By: Kayla Dimick | Southfield Sun | Published May 4, 2016


SOUTHFIELD — The City Council unanimously approved an ordinance recently to permit oil and gas wells and oil and gas development activities only as a special use in the industrial zoning district. 

Council voted 7-0 at the April 25 council meeting to approve the ordinance. Previously, the council approved a 180-day moratorium on oil and gas extraction and mining operations in Southfield, which expired April 28.

The city’s decision comes in the thick of a legal battle with the Michigan Department of Environmental Quality and Jordan Development Co., which plans to drill an exploratory well on the property of Word of Faith International Church, 20000 W. Nine Mile Road.

According to a statement in a previous report from Jordan Development Co., a privately owned oil and gas exploration and development company, the company entered into an agreement with the church to explore for oil and gas on part of the church’s 110-acre property.

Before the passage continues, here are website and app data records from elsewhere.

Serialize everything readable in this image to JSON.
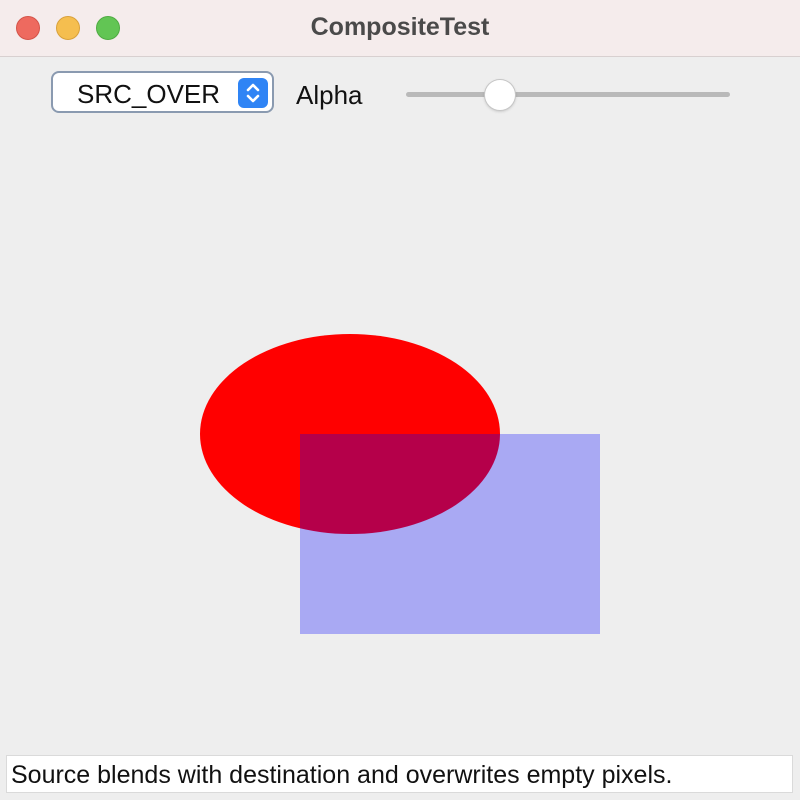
{
  "window": {
    "title": "CompositeTest"
  },
  "toolbar": {
    "composite_mode": {
      "selected": "SRC_OVER"
    },
    "alpha": {
      "label": "Alpha",
      "value_fraction": 0.29
    }
  },
  "canvas": {
    "shapes": [
      {
        "kind": "ellipse",
        "color": "#ff0000"
      },
      {
        "kind": "rectangle",
        "color": "#0000ff",
        "opacity": 0.29
      }
    ],
    "overlap_color": "#b60048"
  },
  "status": {
    "text": "Source blends with destination and overwrites empty pixels."
  },
  "colors": {
    "titlebar": "#f5ecec",
    "window_bg": "#eeeeee",
    "accent": "#2f84f5",
    "close": "#ee6a5f",
    "minimize": "#f5be4f",
    "maximize": "#62c554",
    "ellipse": "#ff0000",
    "rectangle_blend": "#aaaaf5"
  }
}
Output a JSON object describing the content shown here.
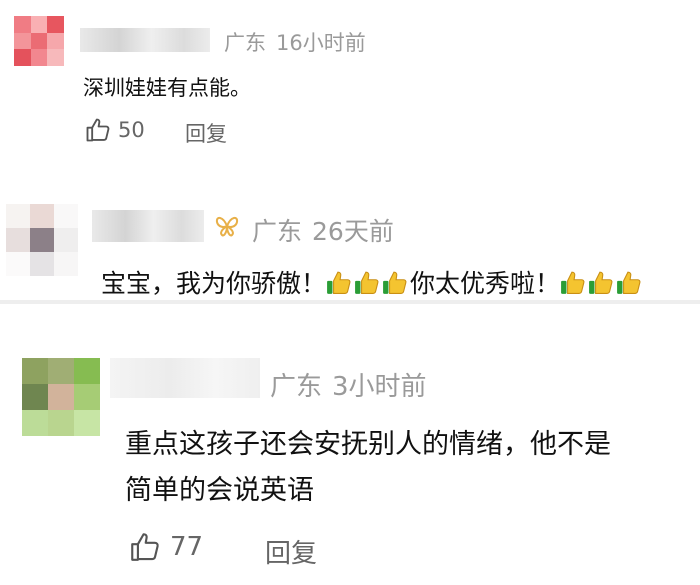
{
  "comments": [
    {
      "location": "广东",
      "time": "16小时前",
      "text": "深圳娃娃有点能。",
      "likes": "50",
      "reply_label": "回复",
      "avatar_colors": [
        "#f07c84",
        "#f9b0b3",
        "#e7565f",
        "#f3959a",
        "#eb6c74",
        "#f6a7ab",
        "#e4525c",
        "#f2878f",
        "#f7b9bb"
      ]
    },
    {
      "location": "广东",
      "time": "26天前",
      "text_segments": [
        "宝宝，我为你骄傲！",
        "你太优秀啦！"
      ],
      "emoji_name": "thumbs-up-emoji",
      "badge_icon": "butterfly-icon",
      "avatar_colors": [
        "#f6f3f1",
        "#ead9d5",
        "#f9f8f8",
        "#e7dedd",
        "#8c8088",
        "#efeeee",
        "#fbfafa",
        "#e5e3e5",
        "#f7f6f6"
      ]
    },
    {
      "location": "广东",
      "time": "3小时前",
      "text_lines": [
        "重点这孩子还会安抚别人的情绪，他不是",
        "简单的会说英语"
      ],
      "likes": "77",
      "reply_label": "回复",
      "avatar_colors": [
        "#8ea260",
        "#a0ae74",
        "#86bc51",
        "#6f8650",
        "#d2b39b",
        "#a6cc75",
        "#bcdc98",
        "#b9d58f",
        "#c7e5a5"
      ]
    }
  ],
  "colors": {
    "meta_gray": "#9a9a9a",
    "action_gray": "#666666",
    "badge_gold": "#e8b048",
    "divider": "#eeeeee"
  }
}
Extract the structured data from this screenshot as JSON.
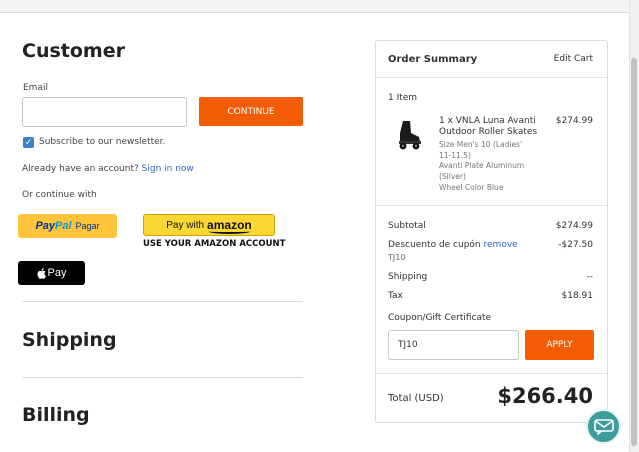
{
  "customer": {
    "title": "Customer",
    "email_label": "Email",
    "email_value": "",
    "continue_label": "CONTINUE",
    "newsletter_label": "Subscribe to our newsletter.",
    "newsletter_checked": true,
    "account_prompt": "Already have an account?",
    "sign_in_link": "Sign in now",
    "or_continue": "Or continue with"
  },
  "payments": {
    "paypal_part1": "Pay",
    "paypal_part2": "Pal",
    "paypal_suffix": "Pagar",
    "amazon_prefix": "Pay with",
    "amazon_brand": "amazon",
    "amazon_sub": "USE YOUR AMAZON ACCOUNT",
    "applepay_label": "Pay"
  },
  "sections": {
    "shipping_title": "Shipping",
    "billing_title": "Billing"
  },
  "summary": {
    "title": "Order Summary",
    "edit_cart": "Edit Cart",
    "item_count": "1 Item",
    "item": {
      "name": "1 x VNLA Luna Avanti Outdoor Roller Skates",
      "price": "$274.99",
      "size": "Size Men's 10 (Ladies' 11-11.5)",
      "plate": "Avanti Plate Aluminum (Silver)",
      "wheel": "Wheel Color Blue"
    },
    "subtotal_label": "Subtotal",
    "subtotal_value": "$274.99",
    "discount_label": "Descuento de cupón",
    "discount_remove": "remove",
    "discount_code": "TJ10",
    "discount_value": "-$27.50",
    "shipping_label": "Shipping",
    "shipping_value": "--",
    "tax_label": "Tax",
    "tax_value": "$18.91",
    "coupon_label": "Coupon/Gift Certificate",
    "coupon_value": "TJ10",
    "apply_label": "APPLY",
    "total_label": "Total (USD)",
    "total_value": "$266.40"
  },
  "colors": {
    "accent": "#f25c05",
    "link": "#2a6bc4",
    "chat": "#3e9c9c"
  }
}
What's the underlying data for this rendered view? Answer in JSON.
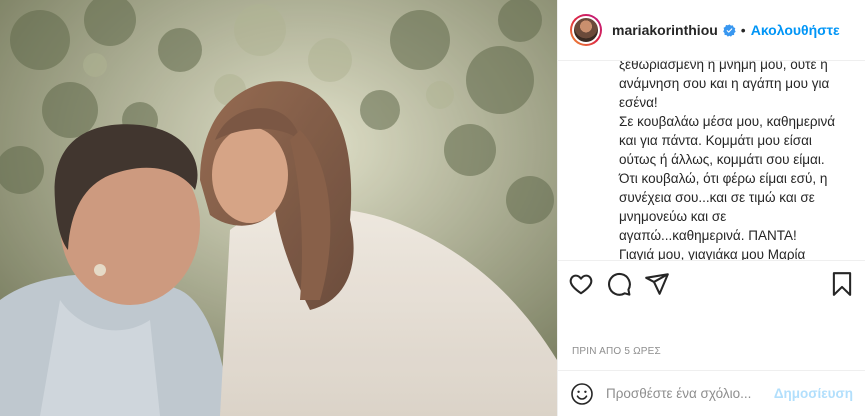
{
  "post": {
    "photo_alt": "",
    "photo_icon": "photo"
  },
  "header": {
    "username": "mariakorinthiou",
    "verified_icon": "verified-badge-icon",
    "separator": "•",
    "follow_label": "Ακολουθήστε"
  },
  "caption": {
    "lines": [
      "ξεθωριασμένη η μνήμη μου, ούτε η",
      "ανάμνηση σου και η αγάπη μου για",
      "εσένα!",
      "Σε κουβαλάω μέσα μου, καθημερινά",
      "και για πάντα. Κομμάτι μου είσαι",
      "ούτως ή άλλως, κομμάτι σου είμαι.",
      "Ότι κουβαλώ, ότι φέρω είμαι εσύ, η",
      "συνέχεια σου...και σε τιμώ και σε",
      "μνημονεύω και σε",
      "αγαπώ...καθημερινά. ΠΑΝΤΑ!",
      "Γιαγιά μου, γιαγιάκα μου Μαρία"
    ]
  },
  "actions": {
    "like_icon": "heart-icon",
    "comment_icon": "comment-icon",
    "share_icon": "share-icon",
    "save_icon": "bookmark-icon"
  },
  "timestamp": "ΠΡΙΝ ΑΠΟ 5 ΩΡΕΣ",
  "comment_box": {
    "emoji_icon": "emoji-icon",
    "placeholder": "Προσθέστε ένα σχόλιο...",
    "post_label": "Δημοσίευση"
  },
  "colors": {
    "accent": "#0095f6",
    "post_disabled": "#b2dffc",
    "muted": "#8e8e8e",
    "border": "#efefef"
  }
}
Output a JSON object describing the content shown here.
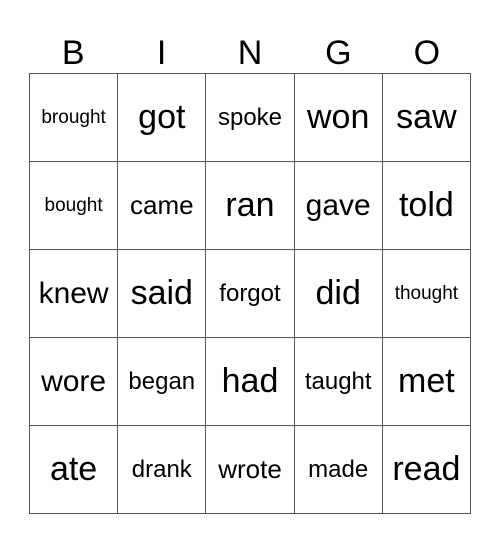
{
  "header": [
    "B",
    "I",
    "N",
    "G",
    "O"
  ],
  "rows": [
    [
      {
        "word": "brought",
        "size": "s-xs"
      },
      {
        "word": "got",
        "size": "s-xl"
      },
      {
        "word": "spoke",
        "size": "s-s"
      },
      {
        "word": "won",
        "size": "s-xl"
      },
      {
        "word": "saw",
        "size": "s-xl"
      }
    ],
    [
      {
        "word": "bought",
        "size": "s-xs"
      },
      {
        "word": "came",
        "size": "s-m"
      },
      {
        "word": "ran",
        "size": "s-xl"
      },
      {
        "word": "gave",
        "size": "s-l"
      },
      {
        "word": "told",
        "size": "s-xl"
      }
    ],
    [
      {
        "word": "knew",
        "size": "s-l"
      },
      {
        "word": "said",
        "size": "s-xl"
      },
      {
        "word": "forgot",
        "size": "s-s"
      },
      {
        "word": "did",
        "size": "s-xl"
      },
      {
        "word": "thought",
        "size": "s-xs"
      }
    ],
    [
      {
        "word": "wore",
        "size": "s-l"
      },
      {
        "word": "began",
        "size": "s-s"
      },
      {
        "word": "had",
        "size": "s-xl"
      },
      {
        "word": "taught",
        "size": "s-s"
      },
      {
        "word": "met",
        "size": "s-xl"
      }
    ],
    [
      {
        "word": "ate",
        "size": "s-xl"
      },
      {
        "word": "drank",
        "size": "s-s"
      },
      {
        "word": "wrote",
        "size": "s-m"
      },
      {
        "word": "made",
        "size": "s-s"
      },
      {
        "word": "read",
        "size": "s-xl"
      }
    ]
  ]
}
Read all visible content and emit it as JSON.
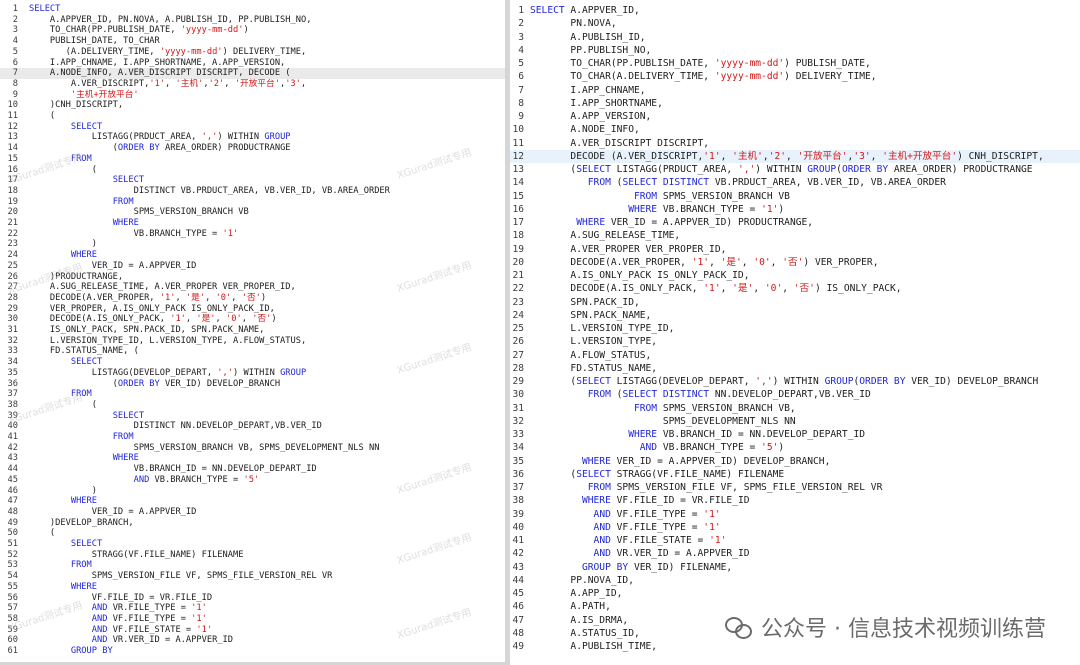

The company filed for a permit with the MDEQ late last year.

After adamant opposition from city officials, protests from residents and several informational meetings, officials from the MDEQ announced March 8 that they had granted a permit to Jordan Development to drill on a piece of land at the church.

In addition to a moratorium on oil and gas drilling in Southfield, City Planner Terry Croad said previously that the city opposed the permit application because the proposed well would be located within a residential area, as well as a wetland.

At the meeting April 25, City Attorney Sue Ward-Witkowski said the ordinance limits oil and gas drilling to industrial districts only.

“In a residential area, it’s just not appropriate. It’s not appropriate for people to be living next door to this situation, and so that is exactly what the ordinance is intended to do is put this into an industrial district as a special use where council can look at it,” Ward-Witkowski said at the meeting. “They can look at each request and say, ‘Is this an appropriate location for this? Is this in the best interest (of) the public health, safety and welfare?’ So that’s exactly where the intent of the ordinance is derived.”

In March, Oakland County Circuit Court Judge Michael Warren approved a temporary restraining order filed by the city against the MDEQ after the organization approved the permit. The TRO remained in effect until a legal hearing in front of Warren on March 16.

During the hearing, Warren dismissed the city’s case against the MDEQ, deciding that the Oakland County Circuit Court is not the proper place for the city to file a suit against the MDEQ. Instead, the city should file in Ingham County, which handles claims against the MDEQ.

Attorneys on both sides reached an agreement at the March hearing to not move forward with drilling the well until a decision on the case is made by the court, which is expected in September.

“Oil and gas wells have no place in our neighborhoods,” Southfield Mayor Ken Siver said in a news release. “I applaud the Southfield City Council for adopting and enacting this ordinance, which keeps these activities out of residential areas. The city’s utmost concern remains the public’s health, safety and welfare, and this ordinance will serve the best interest of our residents.”